“Drafting Mikal Bridges is a bad idea” might be a burn-the-roof-of-your-mouth level hot take, but his potential as an elite defender serving as the make-or-break point is concerning, as the Knicks are in dire need of far more than a catch-and-shoot defense specialist. Choosing two-way players with potential to dominate on both sides of the floor sounds like the obvious, level-headed choice for a team in the infancy stage of a rebuild.
A Game About Buckets
Today’s NBA is consistently compared to the NBA of the ’90s. Whether it’s calling today’s players soft or complaining that every Euro step or step back is a travel, the notion is essentially irrelevant. The fact is, everyone has gotten better at shooting. For the past four seasons, the league average field goal percentage and three-point percentage has increased. It’s also probably not a coincidence that in the same span of time, the Warriors have terrorized the league (although, they did rank 17th in three-pointers attempted this past season, per NBA Stats. This isn’t an argument that Golden State has made the NBA better, but the NBA has simply improved offensively during the duration of the champs’ reign.

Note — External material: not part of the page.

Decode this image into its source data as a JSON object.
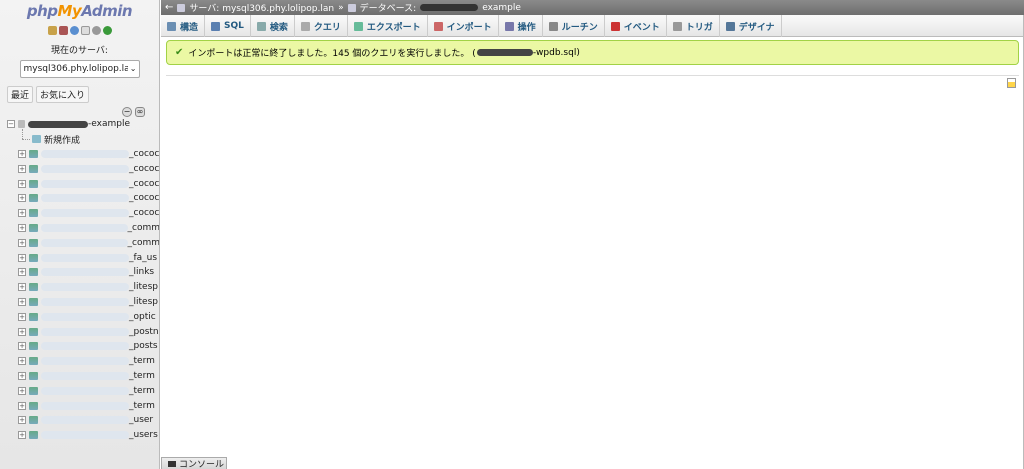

The star power in the NBA is also overwhelming. Every year there’s an All-Star stub, and every year Damian Lillard manages to cry about it. In a league where 25 points and six assists per game doesn’t guarantee an All-Star nod, offenses can’t be considered anything but deadly. With two stars on every team worthy of a second look, at least one of them will get buckets on any given night. Speaking of the Portland Trail Blazers, the sweep by the New Orleans Pelicans was, in part, due to the stifling defense in the backcourt by Jrue Holiday and Rajon Rondo. However, Pelicans’ superstar Anthony Davis still managed to average 33 points, and Holiday 27.8, too, before getting smacked by the Warriors in five games. Ntlikina and Sexton simply wouldn’t have nearly that kind of offensive impact for New York. Defense might win championships, but first you have to make it out of the second round.
A takeaway from all this? The Knicks could be entering dangerous territory over the next couple drafts, the team’s primary source for its rebuild. New York has a strong defensive specialist in Ntilikina and a special two-way player in Porzingis. Taking a page from the Grizzlies of old and the early Bucks is fine, but the front office could be subscribing to a dangerous team philosophy that could end up working against them rather quickly, especially in this new sharpshooting league. The Knicks need to prioritize scoring as much as defense. Drafting players like Ntilikina, where shooting is a singular problem becomes a team issue when it’s repeatedly overlooked by top brass. Eventually, it compounds and becomes an obvious weakness. Over the last twenty years, the Knicks have dug their own graves multiple times in a myriad of ways. If they’re not careful, the Porzingis era will just be another tale of when the Knicks refused to practice moderation.